Prompt> Copy every line from the records below that carries the word "successfully".

Dataset rows describing interfaces:
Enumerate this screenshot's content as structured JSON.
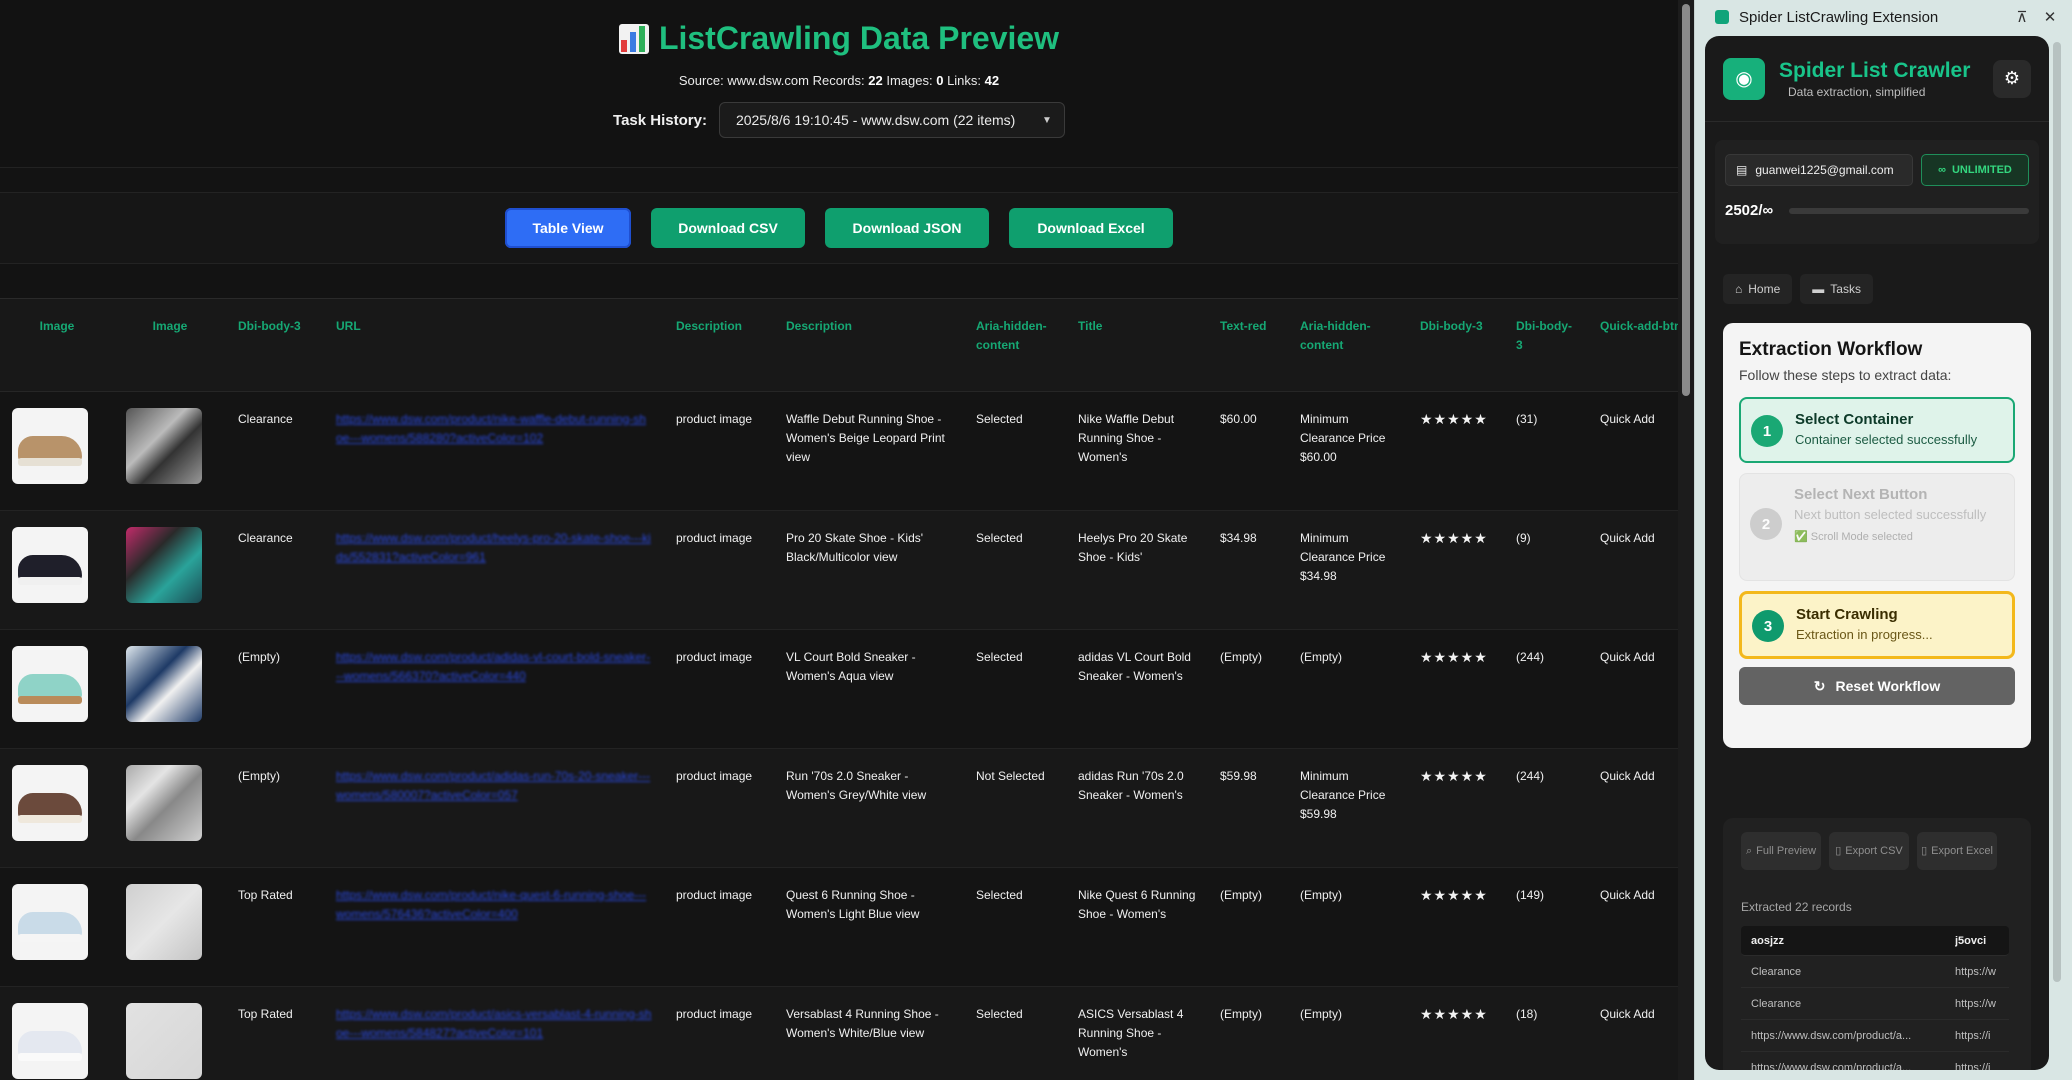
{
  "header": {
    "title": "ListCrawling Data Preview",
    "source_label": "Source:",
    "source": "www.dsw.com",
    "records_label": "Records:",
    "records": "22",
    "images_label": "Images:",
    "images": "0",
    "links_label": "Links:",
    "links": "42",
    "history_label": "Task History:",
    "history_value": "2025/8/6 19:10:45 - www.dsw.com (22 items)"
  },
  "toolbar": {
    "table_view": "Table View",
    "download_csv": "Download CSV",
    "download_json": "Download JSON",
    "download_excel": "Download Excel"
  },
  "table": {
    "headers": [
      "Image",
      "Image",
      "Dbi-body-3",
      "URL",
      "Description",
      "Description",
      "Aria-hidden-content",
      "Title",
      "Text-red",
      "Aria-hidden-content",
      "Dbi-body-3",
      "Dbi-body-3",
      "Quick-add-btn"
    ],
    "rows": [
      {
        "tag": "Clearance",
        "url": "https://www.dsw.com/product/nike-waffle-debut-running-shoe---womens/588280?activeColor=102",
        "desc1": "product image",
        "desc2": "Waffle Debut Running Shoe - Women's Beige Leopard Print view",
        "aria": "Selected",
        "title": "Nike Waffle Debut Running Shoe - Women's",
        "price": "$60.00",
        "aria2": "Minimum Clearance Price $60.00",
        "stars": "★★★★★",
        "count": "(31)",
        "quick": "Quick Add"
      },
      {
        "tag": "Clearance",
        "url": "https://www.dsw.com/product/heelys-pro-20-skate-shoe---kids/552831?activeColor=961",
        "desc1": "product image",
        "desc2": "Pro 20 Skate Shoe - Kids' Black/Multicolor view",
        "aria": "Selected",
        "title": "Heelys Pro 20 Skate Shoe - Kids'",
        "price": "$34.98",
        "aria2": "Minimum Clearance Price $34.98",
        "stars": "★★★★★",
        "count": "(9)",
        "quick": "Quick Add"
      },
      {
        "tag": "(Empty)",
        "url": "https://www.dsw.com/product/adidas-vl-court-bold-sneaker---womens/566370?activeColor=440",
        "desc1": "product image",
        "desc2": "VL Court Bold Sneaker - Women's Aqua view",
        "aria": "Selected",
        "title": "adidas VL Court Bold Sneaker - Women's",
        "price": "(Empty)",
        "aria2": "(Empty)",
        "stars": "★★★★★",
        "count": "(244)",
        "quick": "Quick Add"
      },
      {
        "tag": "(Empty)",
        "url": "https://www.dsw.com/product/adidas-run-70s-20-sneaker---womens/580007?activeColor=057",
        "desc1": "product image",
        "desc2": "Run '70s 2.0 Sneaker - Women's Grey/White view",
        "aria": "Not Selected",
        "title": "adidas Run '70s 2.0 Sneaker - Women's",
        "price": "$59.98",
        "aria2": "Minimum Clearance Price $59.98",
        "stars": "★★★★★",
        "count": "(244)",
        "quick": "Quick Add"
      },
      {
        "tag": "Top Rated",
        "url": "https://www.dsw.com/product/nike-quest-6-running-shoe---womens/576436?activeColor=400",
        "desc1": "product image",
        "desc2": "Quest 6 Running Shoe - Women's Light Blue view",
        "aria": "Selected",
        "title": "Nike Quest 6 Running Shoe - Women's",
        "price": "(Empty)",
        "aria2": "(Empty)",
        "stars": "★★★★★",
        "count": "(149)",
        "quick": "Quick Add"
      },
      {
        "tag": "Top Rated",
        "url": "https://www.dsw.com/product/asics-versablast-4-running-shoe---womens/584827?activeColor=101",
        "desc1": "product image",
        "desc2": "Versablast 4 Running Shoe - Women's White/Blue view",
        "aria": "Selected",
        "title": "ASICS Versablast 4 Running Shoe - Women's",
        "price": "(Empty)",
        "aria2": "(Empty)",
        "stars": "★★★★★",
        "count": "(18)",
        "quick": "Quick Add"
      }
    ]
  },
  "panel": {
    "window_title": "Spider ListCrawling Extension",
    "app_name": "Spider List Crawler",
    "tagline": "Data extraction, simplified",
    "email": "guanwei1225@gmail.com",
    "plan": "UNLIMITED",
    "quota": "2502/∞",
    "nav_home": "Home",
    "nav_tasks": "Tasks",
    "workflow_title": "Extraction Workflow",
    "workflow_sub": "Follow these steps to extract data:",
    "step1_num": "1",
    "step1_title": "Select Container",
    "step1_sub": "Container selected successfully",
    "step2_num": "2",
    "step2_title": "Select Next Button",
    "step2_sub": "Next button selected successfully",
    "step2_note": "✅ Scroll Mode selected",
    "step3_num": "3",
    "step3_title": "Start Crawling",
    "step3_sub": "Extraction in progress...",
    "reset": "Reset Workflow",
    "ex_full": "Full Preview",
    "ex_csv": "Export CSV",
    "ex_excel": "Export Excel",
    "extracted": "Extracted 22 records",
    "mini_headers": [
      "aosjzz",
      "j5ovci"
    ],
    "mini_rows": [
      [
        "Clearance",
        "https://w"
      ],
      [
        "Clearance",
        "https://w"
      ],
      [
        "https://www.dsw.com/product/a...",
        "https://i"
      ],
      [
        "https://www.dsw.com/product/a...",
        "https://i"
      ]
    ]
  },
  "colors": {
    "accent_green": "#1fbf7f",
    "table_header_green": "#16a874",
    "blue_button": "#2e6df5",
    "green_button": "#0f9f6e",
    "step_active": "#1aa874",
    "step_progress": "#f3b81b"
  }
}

Answer for this exercise>
    "step1_sub": "Container selected successfully",
    "step2_sub": "Next button selected successfully",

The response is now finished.